- [ASSIGNMENT]:
Please give an exact printout of the records, without any pictures.

- [SUPPLIED ENTRIES]:
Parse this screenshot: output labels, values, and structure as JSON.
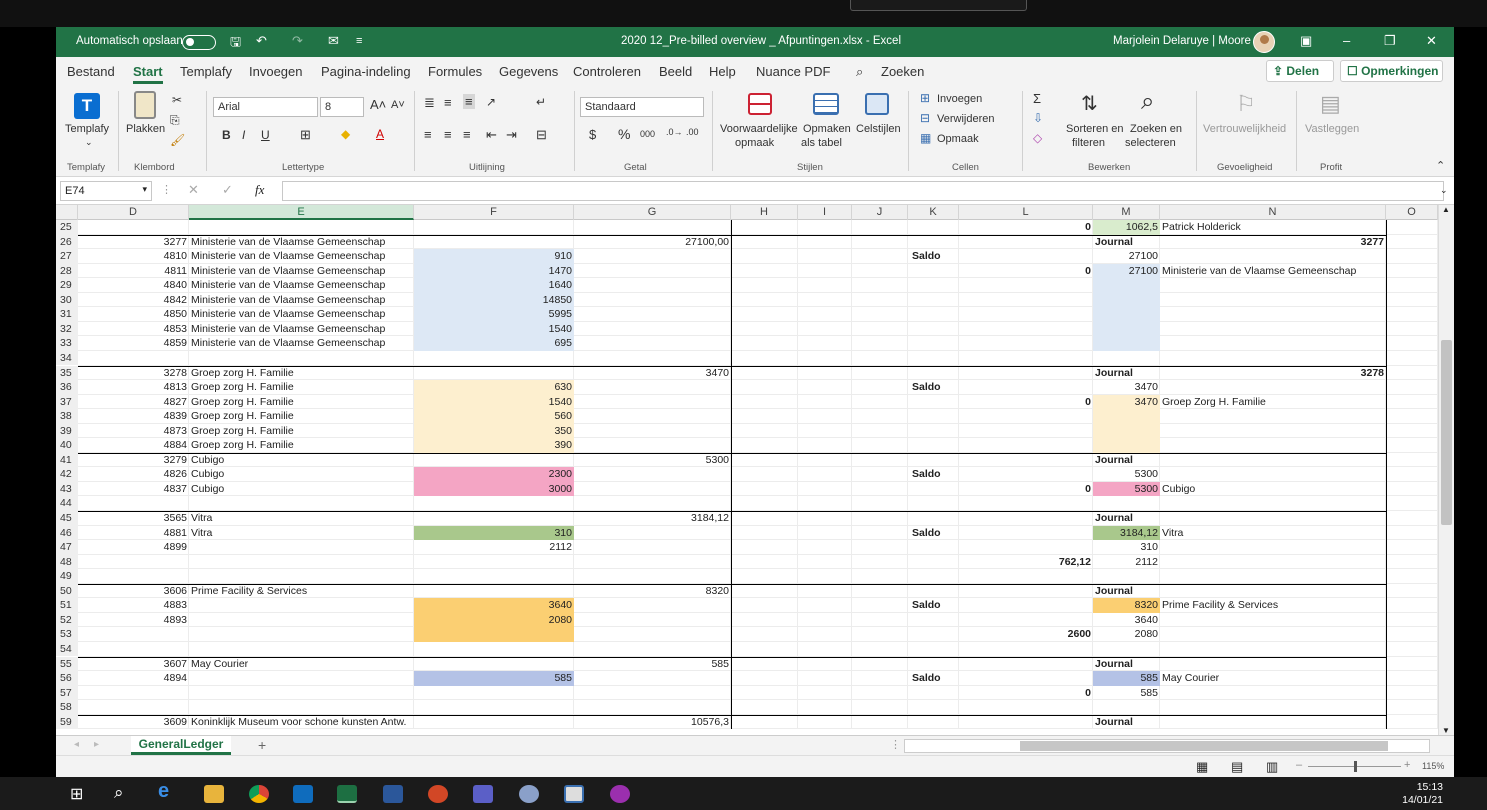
{
  "window": {
    "autosave_label": "Automatisch opslaan",
    "title": "2020 12_Pre-billed overview _ Afpuntingen.xlsx  -  Excel",
    "user": "Marjolein Delaruye | Moore"
  },
  "menu": {
    "items": [
      "Bestand",
      "Start",
      "Templafy",
      "Invoegen",
      "Pagina-indeling",
      "Formules",
      "Gegevens",
      "Controleren",
      "Beeld",
      "Help",
      "Nuance PDF"
    ],
    "search": "Zoeken",
    "share": "Delen",
    "comments": "Opmerkingen"
  },
  "ribbon": {
    "templafy": "Templafy",
    "paste": "Plakken",
    "font_name": "Arial",
    "font_size": "8",
    "number_format": "Standaard",
    "conditional": [
      "Voorwaardelijke",
      "opmaak"
    ],
    "format_table": [
      "Opmaken",
      "als tabel"
    ],
    "cell_styles": "Celstijlen",
    "insert": "Invoegen",
    "delete": "Verwijderen",
    "format": "Opmaak",
    "sort": [
      "Sorteren en",
      "filteren"
    ],
    "find": [
      "Zoeken en",
      "selecteren"
    ],
    "sensitivity": "Vertrouwelijkheid",
    "pin": "Vastleggen",
    "groups": [
      "Templafy",
      "Klembord",
      "Lettertype",
      "Uitlijning",
      "Getal",
      "Stijlen",
      "Cellen",
      "Bewerken",
      "Gevoeligheid",
      "Profit"
    ]
  },
  "formula": {
    "namebox": "E74",
    "fx": "fx"
  },
  "columns": [
    "D",
    "E",
    "F",
    "G",
    "H",
    "I",
    "J",
    "K",
    "L",
    "M",
    "N",
    "O"
  ],
  "rows": [
    {
      "n": "25",
      "L": "0",
      "M": "1062,5",
      "N": "Patrick Holderick"
    },
    {
      "n": "26",
      "D": "3277",
      "E": "Ministerie van de Vlaamse Gemeenschap",
      "G": "27100,00",
      "M": "Journal",
      "N": "3277"
    },
    {
      "n": "27",
      "D": "4810",
      "E": "Ministerie van de Vlaamse Gemeenschap",
      "F": "910",
      "K": "Saldo",
      "M": "27100"
    },
    {
      "n": "28",
      "D": "4811",
      "E": "Ministerie van de Vlaamse Gemeenschap",
      "F": "1470",
      "L": "0",
      "M": "27100",
      "N": "Ministerie van de Vlaamse Gemeenschap"
    },
    {
      "n": "29",
      "D": "4840",
      "E": "Ministerie van de Vlaamse Gemeenschap",
      "F": "1640"
    },
    {
      "n": "30",
      "D": "4842",
      "E": "Ministerie van de Vlaamse Gemeenschap",
      "F": "14850"
    },
    {
      "n": "31",
      "D": "4850",
      "E": "Ministerie van de Vlaamse Gemeenschap",
      "F": "5995"
    },
    {
      "n": "32",
      "D": "4853",
      "E": "Ministerie van de Vlaamse Gemeenschap",
      "F": "1540"
    },
    {
      "n": "33",
      "D": "4859",
      "E": "Ministerie van de Vlaamse Gemeenschap",
      "F": "695"
    },
    {
      "n": "34"
    },
    {
      "n": "35",
      "D": "3278",
      "E": "Groep zorg H. Familie",
      "G": "3470",
      "M": "Journal",
      "N": "3278"
    },
    {
      "n": "36",
      "D": "4813",
      "E": "Groep zorg H. Familie",
      "F": "630",
      "K": "Saldo",
      "M": "3470"
    },
    {
      "n": "37",
      "D": "4827",
      "E": "Groep zorg H. Familie",
      "F": "1540",
      "L": "0",
      "M": "3470",
      "N": "Groep Zorg H. Familie"
    },
    {
      "n": "38",
      "D": "4839",
      "E": "Groep zorg H. Familie",
      "F": "560"
    },
    {
      "n": "39",
      "D": "4873",
      "E": "Groep zorg H. Familie",
      "F": "350"
    },
    {
      "n": "40",
      "D": "4884",
      "E": "Groep zorg H. Familie",
      "F": "390"
    },
    {
      "n": "41",
      "D": "3279",
      "E": "Cubigo",
      "G": "5300",
      "M": "Journal"
    },
    {
      "n": "42",
      "D": "4826",
      "E": "Cubigo",
      "F": "2300",
      "K": "Saldo",
      "M": "5300"
    },
    {
      "n": "43",
      "D": "4837",
      "E": "Cubigo",
      "F": "3000",
      "L": "0",
      "M": "5300",
      "N": "Cubigo"
    },
    {
      "n": "44"
    },
    {
      "n": "45",
      "D": "3565",
      "E": "Vitra",
      "G": "3184,12",
      "M": "Journal"
    },
    {
      "n": "46",
      "D": "4881",
      "E": "Vitra",
      "F": "310",
      "K": "Saldo",
      "M": "3184,12",
      "N": "Vitra"
    },
    {
      "n": "47",
      "D": "4899",
      "F": "2112",
      "M": "310"
    },
    {
      "n": "48",
      "L": "762,12",
      "M": "2112"
    },
    {
      "n": "49"
    },
    {
      "n": "50",
      "D": "3606",
      "E": "Prime Facility & Services",
      "G": "8320",
      "M": "Journal"
    },
    {
      "n": "51",
      "D": "4883",
      "F": "3640",
      "K": "Saldo",
      "M": "8320",
      "N": "Prime Facility & Services"
    },
    {
      "n": "52",
      "D": "4893",
      "F": "2080",
      "M": "3640"
    },
    {
      "n": "53",
      "L": "2600",
      "M": "2080"
    },
    {
      "n": "54"
    },
    {
      "n": "55",
      "D": "3607",
      "E": "May Courier",
      "G": "585",
      "M": "Journal"
    },
    {
      "n": "56",
      "D": "4894",
      "F": "585",
      "K": "Saldo",
      "M": "585",
      "N": "May Courier"
    },
    {
      "n": "57",
      "L": "0",
      "M": "585"
    },
    {
      "n": "58"
    },
    {
      "n": "59",
      "D": "3609",
      "E": "Koninklijk Museum voor schone kunsten Antw.",
      "G": "10576,3",
      "M": "Journal"
    }
  ],
  "fills": {
    "blue": "#dde8f5",
    "cream": "#fdefcf",
    "pink": "#f4a5c4",
    "green": "#a9c88c",
    "orange": "#fbcf72",
    "lavender": "#b4c2e6",
    "lightgreen": "#d9eccd"
  },
  "sheet": {
    "tab": "GeneralLedger",
    "add": "+"
  },
  "status": {
    "zoom": "115%"
  },
  "clock": {
    "time": "15:13",
    "date": "14/01/21"
  }
}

- [RESPONSE TO THE EXERCISE]:
Parse this screenshot: output labels, values, and structure as JSON.
{
  "window": {
    "autosave_label": "Automatisch opslaan",
    "title": "2020 12_Pre-billed overview _ Afpuntingen.xlsx  -  Excel",
    "user": "Marjolein Delaruye | Moore"
  },
  "menu": {
    "items": [
      "Bestand",
      "Start",
      "Templafy",
      "Invoegen",
      "Pagina-indeling",
      "Formules",
      "Gegevens",
      "Controleren",
      "Beeld",
      "Help",
      "Nuance PDF"
    ],
    "search": "Zoeken",
    "share": "Delen",
    "comments": "Opmerkingen"
  },
  "ribbon": {
    "templafy": "Templafy",
    "paste": "Plakken",
    "font_name": "Arial",
    "font_size": "8",
    "number_format": "Standaard",
    "conditional": [
      "Voorwaardelijke",
      "opmaak"
    ],
    "format_table": [
      "Opmaken",
      "als tabel"
    ],
    "cell_styles": "Celstijlen",
    "insert": "Invoegen",
    "delete": "Verwijderen",
    "format": "Opmaak",
    "sort": [
      "Sorteren en",
      "filteren"
    ],
    "find": [
      "Zoeken en",
      "selecteren"
    ],
    "sensitivity": "Vertrouwelijkheid",
    "pin": "Vastleggen",
    "groups": [
      "Templafy",
      "Klembord",
      "Lettertype",
      "Uitlijning",
      "Getal",
      "Stijlen",
      "Cellen",
      "Bewerken",
      "Gevoeligheid",
      "Profit"
    ]
  },
  "formula": {
    "namebox": "E74",
    "fx": "fx"
  },
  "columns": [
    "D",
    "E",
    "F",
    "G",
    "H",
    "I",
    "J",
    "K",
    "L",
    "M",
    "N",
    "O"
  ],
  "rows": [
    {
      "n": "25",
      "L": "0",
      "M": "1062,5",
      "N": "Patrick Holderick"
    },
    {
      "n": "26",
      "D": "3277",
      "E": "Ministerie van de Vlaamse Gemeenschap",
      "G": "27100,00",
      "M": "Journal",
      "N": "3277"
    },
    {
      "n": "27",
      "D": "4810",
      "E": "Ministerie van de Vlaamse Gemeenschap",
      "F": "910",
      "K": "Saldo",
      "M": "27100"
    },
    {
      "n": "28",
      "D": "4811",
      "E": "Ministerie van de Vlaamse Gemeenschap",
      "F": "1470",
      "L": "0",
      "M": "27100",
      "N": "Ministerie van de Vlaamse Gemeenschap"
    },
    {
      "n": "29",
      "D": "4840",
      "E": "Ministerie van de Vlaamse Gemeenschap",
      "F": "1640"
    },
    {
      "n": "30",
      "D": "4842",
      "E": "Ministerie van de Vlaamse Gemeenschap",
      "F": "14850"
    },
    {
      "n": "31",
      "D": "4850",
      "E": "Ministerie van de Vlaamse Gemeenschap",
      "F": "5995"
    },
    {
      "n": "32",
      "D": "4853",
      "E": "Ministerie van de Vlaamse Gemeenschap",
      "F": "1540"
    },
    {
      "n": "33",
      "D": "4859",
      "E": "Ministerie van de Vlaamse Gemeenschap",
      "F": "695"
    },
    {
      "n": "34"
    },
    {
      "n": "35",
      "D": "3278",
      "E": "Groep zorg H. Familie",
      "G": "3470",
      "M": "Journal",
      "N": "3278"
    },
    {
      "n": "36",
      "D": "4813",
      "E": "Groep zorg H. Familie",
      "F": "630",
      "K": "Saldo",
      "M": "3470"
    },
    {
      "n": "37",
      "D": "4827",
      "E": "Groep zorg H. Familie",
      "F": "1540",
      "L": "0",
      "M": "3470",
      "N": "Groep Zorg H. Familie"
    },
    {
      "n": "38",
      "D": "4839",
      "E": "Groep zorg H. Familie",
      "F": "560"
    },
    {
      "n": "39",
      "D": "4873",
      "E": "Groep zorg H. Familie",
      "F": "350"
    },
    {
      "n": "40",
      "D": "4884",
      "E": "Groep zorg H. Familie",
      "F": "390"
    },
    {
      "n": "41",
      "D": "3279",
      "E": "Cubigo",
      "G": "5300",
      "M": "Journal"
    },
    {
      "n": "42",
      "D": "4826",
      "E": "Cubigo",
      "F": "2300",
      "K": "Saldo",
      "M": "5300"
    },
    {
      "n": "43",
      "D": "4837",
      "E": "Cubigo",
      "F": "3000",
      "L": "0",
      "M": "5300",
      "N": "Cubigo"
    },
    {
      "n": "44"
    },
    {
      "n": "45",
      "D": "3565",
      "E": "Vitra",
      "G": "3184,12",
      "M": "Journal"
    },
    {
      "n": "46",
      "D": "4881",
      "E": "Vitra",
      "F": "310",
      "K": "Saldo",
      "M": "3184,12",
      "N": "Vitra"
    },
    {
      "n": "47",
      "D": "4899",
      "F": "2112",
      "M": "310"
    },
    {
      "n": "48",
      "L": "762,12",
      "M": "2112"
    },
    {
      "n": "49"
    },
    {
      "n": "50",
      "D": "3606",
      "E": "Prime Facility & Services",
      "G": "8320",
      "M": "Journal"
    },
    {
      "n": "51",
      "D": "4883",
      "F": "3640",
      "K": "Saldo",
      "M": "8320",
      "N": "Prime Facility & Services"
    },
    {
      "n": "52",
      "D": "4893",
      "F": "2080",
      "M": "3640"
    },
    {
      "n": "53",
      "L": "2600",
      "M": "2080"
    },
    {
      "n": "54"
    },
    {
      "n": "55",
      "D": "3607",
      "E": "May Courier",
      "G": "585",
      "M": "Journal"
    },
    {
      "n": "56",
      "D": "4894",
      "F": "585",
      "K": "Saldo",
      "M": "585",
      "N": "May Courier"
    },
    {
      "n": "57",
      "L": "0",
      "M": "585"
    },
    {
      "n": "58"
    },
    {
      "n": "59",
      "D": "3609",
      "E": "Koninklijk Museum voor schone kunsten Antw.",
      "G": "10576,3",
      "M": "Journal"
    }
  ],
  "fills": {
    "blue": "#dde8f5",
    "cream": "#fdefcf",
    "pink": "#f4a5c4",
    "green": "#a9c88c",
    "orange": "#fbcf72",
    "lavender": "#b4c2e6",
    "lightgreen": "#d9eccd"
  },
  "sheet": {
    "tab": "GeneralLedger",
    "add": "+"
  },
  "status": {
    "zoom": "115%"
  },
  "clock": {
    "time": "15:13",
    "date": "14/01/21"
  }
}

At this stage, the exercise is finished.